Gallery Hijinks: “One of the most prolific and recognizable artists alive today, Ron English has bombed the global landscape with unforgettable images, on the street, in museums, in movies, books and television. English coined the term POPaganda to describe his signature mash-up of high and low cultural touchstones, from superhero mythology to totems of art history.”-popaganda.com How has your mentorship with Ron English helped shape your artistic style, process and focus?
Beau Stanton: I gained a better understanding of what it takes to create a compelling image. Working with Ron also woke me up to the reality of how much one actually has to work to be successful as a painter. Sadly, he put to rest the romantic idea of the sleeping-in drinking all day “artist’s lifestyle.”

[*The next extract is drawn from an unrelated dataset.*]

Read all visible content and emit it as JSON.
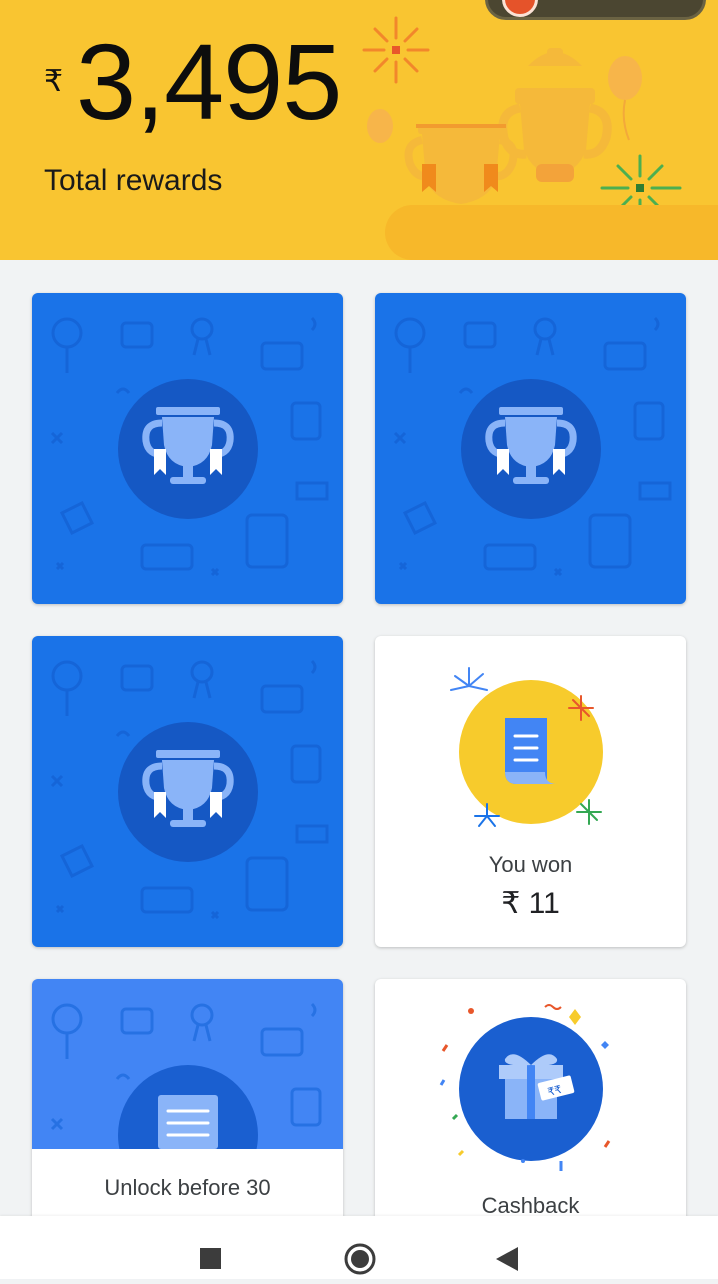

GH: Please describe the process of making one of your paintings?
BS: I begin with a drawing that establishes the overall composition. Next, I lay out the design elements in collage or photoshop or a combination of both. The drawing and designs are then combined into a single silk screen that is used to transfer the entire under drawing. After a simple underpainting I go on to render everything in oil paint.
GH: What is the inspiration for “Sanguine Machine: Antediluvian Artifacts from Futures Past” and how does it play out in the work for the show?
BS: Any kind of pre-modern architecture, ornamentation, letterpress printing, or decayed infrastructure serves as an inspiration. Lately I’ve been exploring abandoned 19th century sites around the NYC area to collect photo reference and artifacts for my paintings. You can see a few of these adventures on my blog here.
GH: We can’t help but appreciate the contrasts between your use of destructive or violent imagery (such as guns or mushroom clouds) and their ornate and romantic environments. Are there any concepts behind this?
BS: A main idea at work in this show has to do with the end of a cycle and how beauty can be found in the degradation. I like to think of it as an optimist’s approach to the apocalypse.
GH: If you lived in the victorian era what would you like your job to be (besides a painter)?
BS: Letterpress printer, a Baron, or both.
GH: If two unfamiliar viewers were to spark up a conversation about your work, what do you think they would talk about? What would you want them to take away from the collection?
BS: I like it when two people have completely different interpretations of a painting. If I’m able to raise interesting questions without over stating the concepts behind the work I’ve done my job well.
GH: How do you use symbolism in your work? Are there any lessons for the viewer?
BS: One of the main themes of this body of work is how visual symbols can be iconic and accessible, yet esoteric in meaning. I like to provide visual touchstones for the viewer with the iconic while also allowing room for complex concepts to be interpreted.
GH: Can you explain the aesthetic choices you make in your pieces? For example, why choose to place a fanned pattern in the corner versus in the center of the composition. Are these choices planned or impulsive?
BS: These decisions can be impulsive or planned. Overall layout is mostly an intuitive process but there are also situations where I aim to create tension or a point of focus which requires more strategic design.
GH: How long have you been painting? Please talk about your creative history.
BS: I was born to creative and visually inclined parents who encouraged the art thing. I’ve been paintings since I was 10 and been drawing since I can remember. Later I moved on to work in a variety of media including darkroom photography, sculpture, and every kind of paint imaginable. During and after school I worked as a freelance illustrator. I relocated to New York after college and started curating pop-up exhibitions while working for Ron English.
GH: How has your artistic path shaped the person you are today?
BS: It’s forced me to look for the lowest interest rates on credit cards.
Gallery Hijinks is a welcoming space for fresh and progressive art to reside. We have ventured out to create a space completely unique and genuine and are excited to introduce our own roster of emerging talent both local and international.
2309 Bryant Street
San Francisco, CA, 94110